Cloud models continue to blend, with SaaS, PaaS and IaaS joining forces and public, private and hybrid models coming to front. It’s not a question whether companies will move to the cloud, but rather how they will select the components to work with and put them all together. Thus a need for multi-cloud management is emerging.
As the amount of data continues to grow and the cost of traditional storage solutions increasing, cloud storage is rapidly becoming big business. Massive data growth combined with the high cost and reliability issues that encumber traditional offsite storage will add impetus to this industry.
When the big players like HP, Verizon, and Dell started buying up cloud companies in 2011, it became a stand-out year for cloud acquisitions, with no signs of slowing down. Experts predict that we will see three different types of acquisitions in the days ahead: Takeouts – big players scooping up promising young companies; Mop-ups – buying dead companies for the people and talent; an Likely Technologies that live on the periphery, such as metering and monitoring.

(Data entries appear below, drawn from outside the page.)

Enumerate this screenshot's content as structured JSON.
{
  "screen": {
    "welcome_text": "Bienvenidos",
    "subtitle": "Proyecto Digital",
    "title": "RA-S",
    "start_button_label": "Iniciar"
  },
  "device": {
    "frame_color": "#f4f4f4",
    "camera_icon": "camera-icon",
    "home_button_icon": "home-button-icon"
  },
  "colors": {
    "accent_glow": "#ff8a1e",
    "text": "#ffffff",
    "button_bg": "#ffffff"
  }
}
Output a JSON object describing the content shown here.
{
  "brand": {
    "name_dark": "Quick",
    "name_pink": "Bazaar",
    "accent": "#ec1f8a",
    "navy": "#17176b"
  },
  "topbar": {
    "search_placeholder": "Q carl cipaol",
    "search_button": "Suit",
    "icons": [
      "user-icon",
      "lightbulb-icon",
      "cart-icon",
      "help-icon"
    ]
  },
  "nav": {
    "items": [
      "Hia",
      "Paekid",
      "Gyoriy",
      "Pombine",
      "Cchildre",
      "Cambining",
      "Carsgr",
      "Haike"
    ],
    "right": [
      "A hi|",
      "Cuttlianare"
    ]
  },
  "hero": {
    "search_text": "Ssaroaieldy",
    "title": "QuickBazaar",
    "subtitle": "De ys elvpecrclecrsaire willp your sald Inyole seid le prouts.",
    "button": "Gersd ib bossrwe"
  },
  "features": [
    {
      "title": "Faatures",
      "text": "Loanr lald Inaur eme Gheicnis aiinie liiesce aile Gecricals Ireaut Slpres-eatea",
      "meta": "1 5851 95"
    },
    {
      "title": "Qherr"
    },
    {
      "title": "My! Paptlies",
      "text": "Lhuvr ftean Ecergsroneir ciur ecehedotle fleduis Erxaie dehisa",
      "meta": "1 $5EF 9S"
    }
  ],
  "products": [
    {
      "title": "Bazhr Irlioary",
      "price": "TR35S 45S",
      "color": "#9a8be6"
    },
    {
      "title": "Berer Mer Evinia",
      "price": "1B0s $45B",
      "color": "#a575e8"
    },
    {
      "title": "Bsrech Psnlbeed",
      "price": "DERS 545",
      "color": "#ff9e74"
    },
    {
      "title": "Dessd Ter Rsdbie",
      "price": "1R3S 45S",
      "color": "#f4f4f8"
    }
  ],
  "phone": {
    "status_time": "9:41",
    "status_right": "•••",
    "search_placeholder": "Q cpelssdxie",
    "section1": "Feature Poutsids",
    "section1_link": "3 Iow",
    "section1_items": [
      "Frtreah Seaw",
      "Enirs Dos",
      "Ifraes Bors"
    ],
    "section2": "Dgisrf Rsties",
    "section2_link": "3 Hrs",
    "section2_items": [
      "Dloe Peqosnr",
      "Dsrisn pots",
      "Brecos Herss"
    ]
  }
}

Platform-as-a-Service (PaaS) will be a new cloud battleground as the market generates a need for the second generation of PaaS.
As with any new technology, cloud security continues to be an area of industry buzz, since cloud technology has potential for misuse. However, Vazata is on the bleeding edge of security issues touting secure, stable, scalable IT infrastructure for many businesses, including the U. S. Federal Government.
As we discussed in a previous blog, the demand for cloud computing skills and cloud-focused personnel continues to escalate. “There are not enough skilled resources out there,” said Corinne Sklar, Bluewolf vice president of marketing. “There’s just not enough in the market.”
Cloud and Mobile
Mobile cloud services continue to rise, driven by access to apps from anywhere via smartphones, tablets, notebooks and such. There’s even a growing “bring your own device (BYOD)” trend, so the connection between mobility and the cloud is destined for continue growth.
Companies will continue to rely heavily on social elements in their cloud ecosystems, whether internal social networks, the ability to add social capabilities to cloud applications or any number of advancements that can come from bringing a Facebook-style into business walls.